Train your team with your on-hold message

Train your team with your on-hold message

May 01, 2010
By staff

Your carefully scripted on-hold message says a lot about your practice. And it makes a great training tool for new team members, says Tami Schorno, practice manager at Chuckanut Valley Veterinary Clinic in Burlington, Wash. "Each time a new employee starts, among the various forms and handouts I give them, I include a copy of our on-hold script," she says. "Not only is this helpful for when clients ask specific questions about what they heard while on hold, it gives immediate insight about the products and services we recommend. It's a good start to help a new employee learn who we are."

Schorno says her practice's on-hold message was carefully scripted to include information about the clinic's 20-year history in the community, its mission statement, and the many services the practice provides. "This is especially helpful for new receptionists because there's so much for them to learn," Schorno says. "This gives them a foundation to start building on before they start answering phones and assisting clients."

Hot topics on dvm360

Pol on defense as Michigan veterinary board discusses negligence charges

Controversial reality TV veterinarian calls his approach 'common sense.'

Photo gallery: The top 10 veterinary schools in America, according to U.S. News

U.S. News & World Report ranks programs for the first time since 2011.

Front Desk Disasters, Episode 3: Dude looks like a lady

Everyone's favorite receptionist is at it again. Would you handle this situation differently?

Video: Flea hideouts in the house

Parasitology expert Michael Dryden, DVM, MS, PhD, reveals prime hideouts for fleas—and gives tips to clear them out of clients' homes for good.

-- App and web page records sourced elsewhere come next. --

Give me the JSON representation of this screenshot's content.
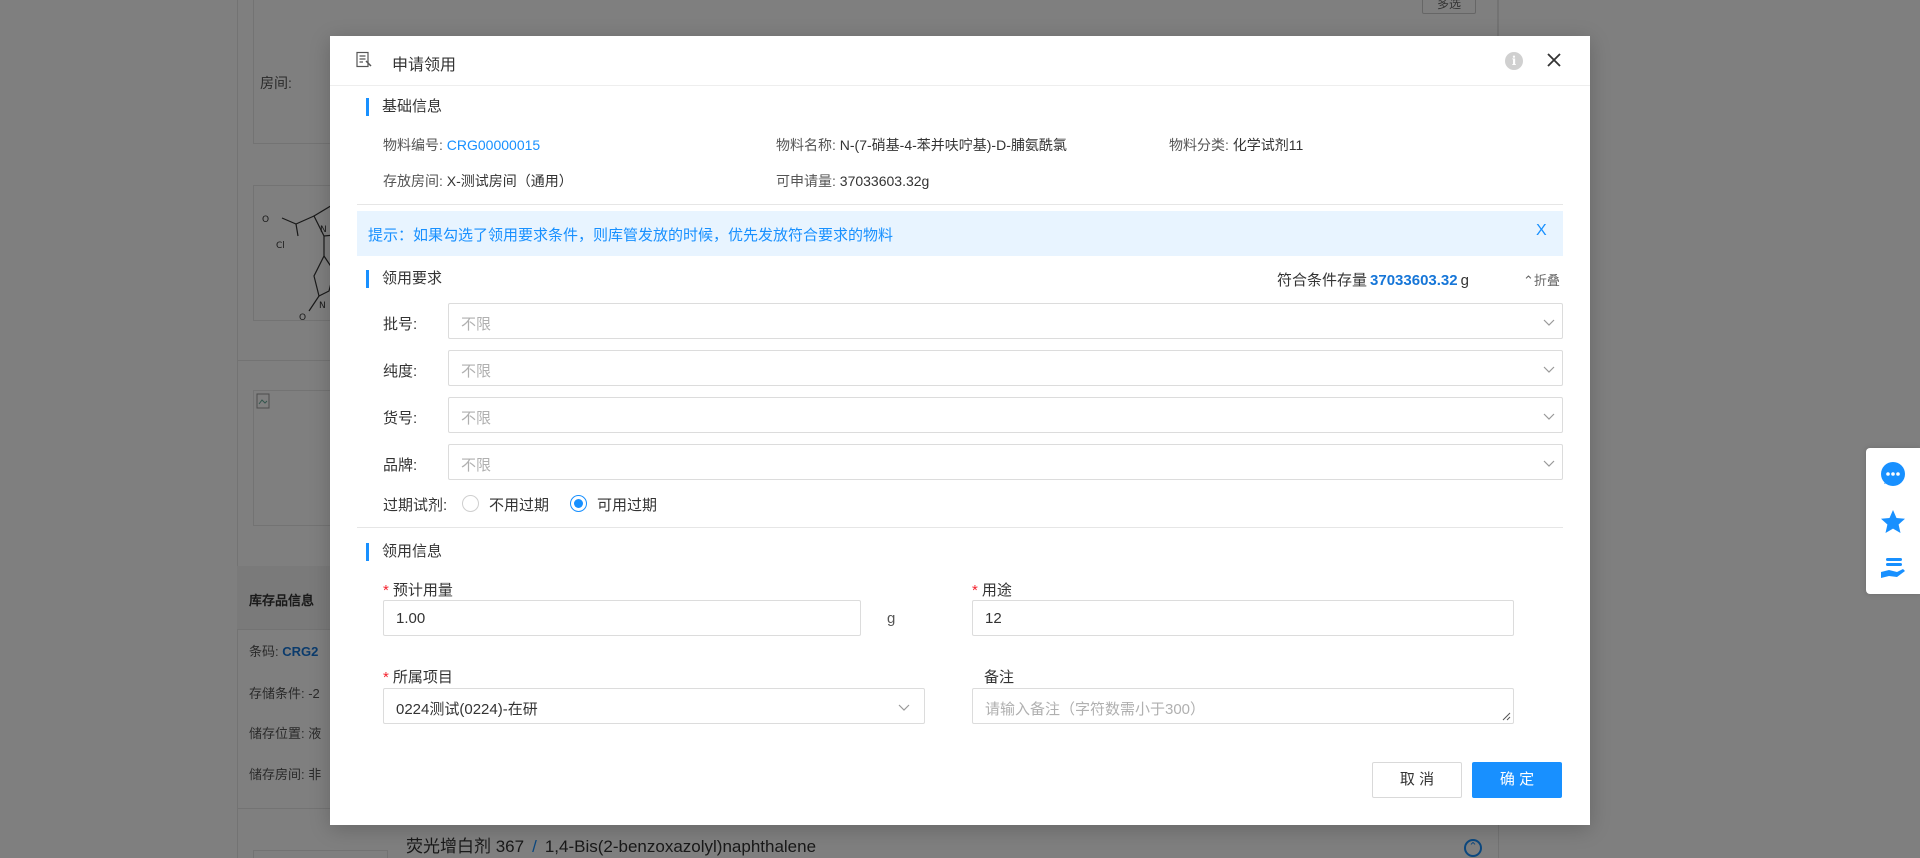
{
  "background": {
    "room_label": "房间:",
    "multi_button": "多选",
    "stock_info_title": "库存品信息",
    "barcode_label": "条码:",
    "barcode_value": "CRG2",
    "storage_condition": "存储条件: -2",
    "storage_location": "储存位置: 液",
    "storage_room": "储存房间: 非",
    "bottom_name_cn": "荧光增白剂 367",
    "bottom_sep": "/",
    "bottom_name_en": "1,4-Bis(2-benzoxazolyl)naphthalene"
  },
  "dialog": {
    "title": "申请领用",
    "close_glyph": "×",
    "info_glyph": "i",
    "basic_section": "基础信息",
    "material_code_label": "物料编号:",
    "material_code_value": "CRG00000015",
    "material_name_label": "物料名称:",
    "material_name_value": "N-(7-硝基-4-苯并呋咛基)-D-脯氨酰氯",
    "material_category_label": "物料分类:",
    "material_category_value": "化学试剂11",
    "room_label": "存放房间:",
    "room_value": "X-测试房间（通用）",
    "available_label": "可申请量:",
    "available_value": "37033603.32g",
    "tip": "提示：如果勾选了领用要求条件，则库管发放的时候，优先发放符合要求的物料",
    "tip_close": "X",
    "requirement_section": "领用要求",
    "eligible_stock_label": "符合条件存量",
    "eligible_stock_value": "37033603.32",
    "eligible_stock_unit": "g",
    "fold_label": "⌃折叠",
    "fields": [
      {
        "label": "批号:",
        "placeholder": "不限"
      },
      {
        "label": "纯度:",
        "placeholder": "不限"
      },
      {
        "label": "货号:",
        "placeholder": "不限"
      },
      {
        "label": "品牌:",
        "placeholder": "不限"
      }
    ],
    "expired_label": "过期试剂:",
    "expired_options": [
      "不用过期",
      "可用过期"
    ],
    "expired_selected": "可用过期",
    "apply_section": "领用信息",
    "required_mark": "*",
    "amount_label": "预计用量",
    "amount_value": "1.00",
    "amount_unit": "g",
    "purpose_label": "用途",
    "purpose_value": "12",
    "project_label": "所属项目",
    "project_value": "0224测试(0224)-在研",
    "remark_label": "备注",
    "remark_placeholder": "请输入备注（字符数需小于300）",
    "cancel_label": "取 消",
    "ok_label": "确 定"
  },
  "toolbar": {
    "icons": [
      "chat-icon",
      "star-icon",
      "hand-coin-icon"
    ],
    "accent": "#1890ff"
  }
}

Veterinarians: Your clients are going to Google with these cat questions

You might be surprised by what your clients are researching. Plus, get an educational client handout.